Canute, I've wondered about wear and tear on the body. The only master I know who's continued at top age-grade level is Steve Moneghetti at 47. Don't know if he'll still be there at 67! I'd love to claw back a few % points over the coming years.

Jojo, yes the page Canute mentioned is good. I also like this one. Note that 800m is a sprint! If you run 2:36:00 at age 39, that's worth 2:33 at "10". I'd say better though, as 10-year-old girls have pretty much the same physical ability as 10-year-old boys (they haven't gained the attributes that make them attractive to 13-year-old boys, and slow them down as teenage runners).

TB thanks! I really want to "run like Pre" in some races this winter - especially the shorter ones.

Ali, you'd fit in well with our bunch - and there's no need for gym memberships in our snow-free climate ;)

Robert James Reese said...

I'm glad to hear you were able to make peace with it. Having fun really is the most important part for us non-elites.

And, I totally agree that the marathon should be a winter olympic sport.

Jaymee said...

Not sure how you pull off a decent 10k in the heat like that--around a track no less. I love the title of this post, and the picture.

Runner Susan said...

The Wiggles are a wee bit scary. Much like me at mile 19 of a marathon.

Your times are great Ewen, for any age. I'd be happy with your speed.

Stephen Lacey said...

I see no reason why we have to enjoy the aging process. I for one am feeling very niggly with the niggles. But there is no point getting angst-ridden either, huh. We do what we can and are grateful for it, but there are still times when we should be able to kick the clods of dirt, I reckon.
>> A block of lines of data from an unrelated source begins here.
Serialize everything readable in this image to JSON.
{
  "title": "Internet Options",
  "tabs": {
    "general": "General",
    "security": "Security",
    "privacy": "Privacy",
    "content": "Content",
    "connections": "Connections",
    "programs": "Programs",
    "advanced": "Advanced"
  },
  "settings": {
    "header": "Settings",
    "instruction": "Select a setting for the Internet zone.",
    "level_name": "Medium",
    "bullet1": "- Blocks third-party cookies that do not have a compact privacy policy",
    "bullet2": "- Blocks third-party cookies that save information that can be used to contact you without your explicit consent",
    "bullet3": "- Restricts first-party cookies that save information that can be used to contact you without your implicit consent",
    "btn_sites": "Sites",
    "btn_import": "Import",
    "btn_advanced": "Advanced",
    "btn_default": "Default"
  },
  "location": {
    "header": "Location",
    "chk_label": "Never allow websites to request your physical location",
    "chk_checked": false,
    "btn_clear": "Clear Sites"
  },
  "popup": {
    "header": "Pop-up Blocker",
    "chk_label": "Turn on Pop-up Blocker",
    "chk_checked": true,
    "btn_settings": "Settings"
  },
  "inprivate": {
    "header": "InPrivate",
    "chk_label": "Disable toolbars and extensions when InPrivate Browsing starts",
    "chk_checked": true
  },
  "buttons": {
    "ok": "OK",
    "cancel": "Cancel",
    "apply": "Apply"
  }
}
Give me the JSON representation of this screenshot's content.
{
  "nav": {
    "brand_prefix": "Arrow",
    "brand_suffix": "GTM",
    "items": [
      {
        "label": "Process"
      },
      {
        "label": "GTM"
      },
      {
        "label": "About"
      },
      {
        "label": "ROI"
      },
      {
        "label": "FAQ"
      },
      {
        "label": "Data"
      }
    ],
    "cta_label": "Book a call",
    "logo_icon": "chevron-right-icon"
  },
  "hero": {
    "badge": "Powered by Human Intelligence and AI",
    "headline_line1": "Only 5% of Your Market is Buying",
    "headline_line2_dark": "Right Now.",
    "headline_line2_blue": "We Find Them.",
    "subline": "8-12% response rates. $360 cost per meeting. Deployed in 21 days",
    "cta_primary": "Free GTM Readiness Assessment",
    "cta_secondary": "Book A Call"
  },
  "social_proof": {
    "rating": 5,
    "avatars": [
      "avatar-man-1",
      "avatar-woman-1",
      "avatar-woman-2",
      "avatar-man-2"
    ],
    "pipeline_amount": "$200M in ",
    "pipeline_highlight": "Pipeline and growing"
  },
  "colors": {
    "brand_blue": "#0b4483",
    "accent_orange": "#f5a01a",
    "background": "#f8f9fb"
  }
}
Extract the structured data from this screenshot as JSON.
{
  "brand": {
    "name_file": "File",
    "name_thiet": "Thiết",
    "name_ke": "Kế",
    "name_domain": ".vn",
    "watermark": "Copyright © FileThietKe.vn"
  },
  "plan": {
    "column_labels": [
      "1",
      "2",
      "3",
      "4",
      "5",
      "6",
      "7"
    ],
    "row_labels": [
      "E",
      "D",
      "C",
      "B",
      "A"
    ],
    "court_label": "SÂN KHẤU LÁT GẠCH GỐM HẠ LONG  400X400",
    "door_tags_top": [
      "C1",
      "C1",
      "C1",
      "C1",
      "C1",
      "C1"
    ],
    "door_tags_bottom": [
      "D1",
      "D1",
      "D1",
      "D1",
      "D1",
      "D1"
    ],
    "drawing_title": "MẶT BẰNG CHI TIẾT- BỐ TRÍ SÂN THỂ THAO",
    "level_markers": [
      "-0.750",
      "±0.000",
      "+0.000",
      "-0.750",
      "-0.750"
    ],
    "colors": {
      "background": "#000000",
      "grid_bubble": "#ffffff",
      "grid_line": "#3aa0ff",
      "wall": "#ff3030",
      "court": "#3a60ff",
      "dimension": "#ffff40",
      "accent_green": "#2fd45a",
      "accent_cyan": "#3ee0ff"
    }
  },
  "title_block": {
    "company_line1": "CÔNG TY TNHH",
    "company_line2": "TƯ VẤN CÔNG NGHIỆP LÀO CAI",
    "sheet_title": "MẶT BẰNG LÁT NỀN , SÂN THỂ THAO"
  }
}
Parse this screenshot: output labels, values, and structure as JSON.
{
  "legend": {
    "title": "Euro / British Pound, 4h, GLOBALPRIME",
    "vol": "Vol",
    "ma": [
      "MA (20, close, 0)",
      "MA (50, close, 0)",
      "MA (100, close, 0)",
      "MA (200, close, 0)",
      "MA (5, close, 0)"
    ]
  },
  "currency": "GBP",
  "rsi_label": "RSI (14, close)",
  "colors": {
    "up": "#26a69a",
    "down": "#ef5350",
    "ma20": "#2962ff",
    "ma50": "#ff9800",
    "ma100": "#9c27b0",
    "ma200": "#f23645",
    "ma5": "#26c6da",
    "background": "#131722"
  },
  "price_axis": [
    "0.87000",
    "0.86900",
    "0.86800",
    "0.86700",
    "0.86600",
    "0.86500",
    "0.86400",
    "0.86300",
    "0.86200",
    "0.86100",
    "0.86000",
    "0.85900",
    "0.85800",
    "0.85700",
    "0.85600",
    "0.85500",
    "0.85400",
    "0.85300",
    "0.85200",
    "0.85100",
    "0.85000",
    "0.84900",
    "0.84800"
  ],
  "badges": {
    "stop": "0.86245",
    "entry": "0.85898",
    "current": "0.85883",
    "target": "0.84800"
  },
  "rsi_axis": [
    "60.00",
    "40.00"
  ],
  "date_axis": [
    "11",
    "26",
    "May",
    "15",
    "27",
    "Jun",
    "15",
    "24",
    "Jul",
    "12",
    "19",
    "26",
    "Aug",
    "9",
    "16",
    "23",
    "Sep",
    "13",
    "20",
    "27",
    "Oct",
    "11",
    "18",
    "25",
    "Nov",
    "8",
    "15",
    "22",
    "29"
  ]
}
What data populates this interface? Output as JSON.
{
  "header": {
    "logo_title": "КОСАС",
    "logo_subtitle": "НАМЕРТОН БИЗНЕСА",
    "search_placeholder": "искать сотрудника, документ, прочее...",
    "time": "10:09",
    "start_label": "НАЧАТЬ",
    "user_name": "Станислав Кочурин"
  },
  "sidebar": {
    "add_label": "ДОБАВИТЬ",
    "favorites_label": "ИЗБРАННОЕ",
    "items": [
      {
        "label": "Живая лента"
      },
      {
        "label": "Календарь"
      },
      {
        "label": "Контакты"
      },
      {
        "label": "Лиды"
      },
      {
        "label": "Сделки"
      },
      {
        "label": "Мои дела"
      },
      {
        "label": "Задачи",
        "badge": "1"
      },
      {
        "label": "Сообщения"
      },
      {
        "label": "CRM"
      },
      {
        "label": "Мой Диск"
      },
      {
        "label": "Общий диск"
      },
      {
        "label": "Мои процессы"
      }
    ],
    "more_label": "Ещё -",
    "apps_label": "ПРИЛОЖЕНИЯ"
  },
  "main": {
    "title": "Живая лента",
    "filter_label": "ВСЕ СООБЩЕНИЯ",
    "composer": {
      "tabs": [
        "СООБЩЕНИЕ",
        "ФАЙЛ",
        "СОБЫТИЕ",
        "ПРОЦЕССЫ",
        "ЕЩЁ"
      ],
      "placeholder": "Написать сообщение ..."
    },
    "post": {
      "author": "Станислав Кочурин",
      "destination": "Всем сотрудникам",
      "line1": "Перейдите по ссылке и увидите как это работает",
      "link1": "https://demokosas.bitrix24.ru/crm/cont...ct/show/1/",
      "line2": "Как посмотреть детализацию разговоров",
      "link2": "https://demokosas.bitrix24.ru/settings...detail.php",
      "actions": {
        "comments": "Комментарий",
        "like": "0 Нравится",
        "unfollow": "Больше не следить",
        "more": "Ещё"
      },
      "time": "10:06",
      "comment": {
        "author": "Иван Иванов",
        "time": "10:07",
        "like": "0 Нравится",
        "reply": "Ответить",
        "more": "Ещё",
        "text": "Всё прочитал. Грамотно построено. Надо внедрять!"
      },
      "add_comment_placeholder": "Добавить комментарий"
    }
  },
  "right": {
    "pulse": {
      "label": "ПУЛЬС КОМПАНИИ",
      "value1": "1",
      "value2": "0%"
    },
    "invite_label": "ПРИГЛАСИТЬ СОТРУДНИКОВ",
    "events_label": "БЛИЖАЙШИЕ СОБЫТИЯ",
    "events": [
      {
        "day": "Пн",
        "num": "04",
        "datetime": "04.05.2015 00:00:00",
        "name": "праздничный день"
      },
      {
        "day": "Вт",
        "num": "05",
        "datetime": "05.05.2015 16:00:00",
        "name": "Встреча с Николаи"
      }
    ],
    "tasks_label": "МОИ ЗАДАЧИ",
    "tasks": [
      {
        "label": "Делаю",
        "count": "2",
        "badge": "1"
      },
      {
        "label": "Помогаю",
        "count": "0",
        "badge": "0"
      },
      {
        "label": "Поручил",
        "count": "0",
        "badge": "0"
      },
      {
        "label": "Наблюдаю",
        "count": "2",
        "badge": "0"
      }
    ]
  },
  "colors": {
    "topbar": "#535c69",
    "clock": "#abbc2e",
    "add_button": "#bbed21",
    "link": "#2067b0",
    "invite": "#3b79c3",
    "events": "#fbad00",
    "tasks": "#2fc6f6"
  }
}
You'll nail this with some kinder weather, I'm sure.

speedygeoff said...

Runner Susan, you say you would be happy with Ewen's speed, but would you be happy with Ewen's body?

Ewen said...

Robert, one of my goals is to keep having fun - that and not hitting the wall 8 miles into a marathon ;)

Jaymee, I'm not sure either, but give me the cold wind of Spokane any day.

Susan, they are scary - that's why I run behind them ;)

Steve, I'm only angst-ridden because I'll never beat your marathon PB ;) I'll have to arrange a June 10,000 on the track.

Speedygeoff, all I can say to that is I wouldn't be happy with Susan's body, but I wouldn't mind her 400m speed!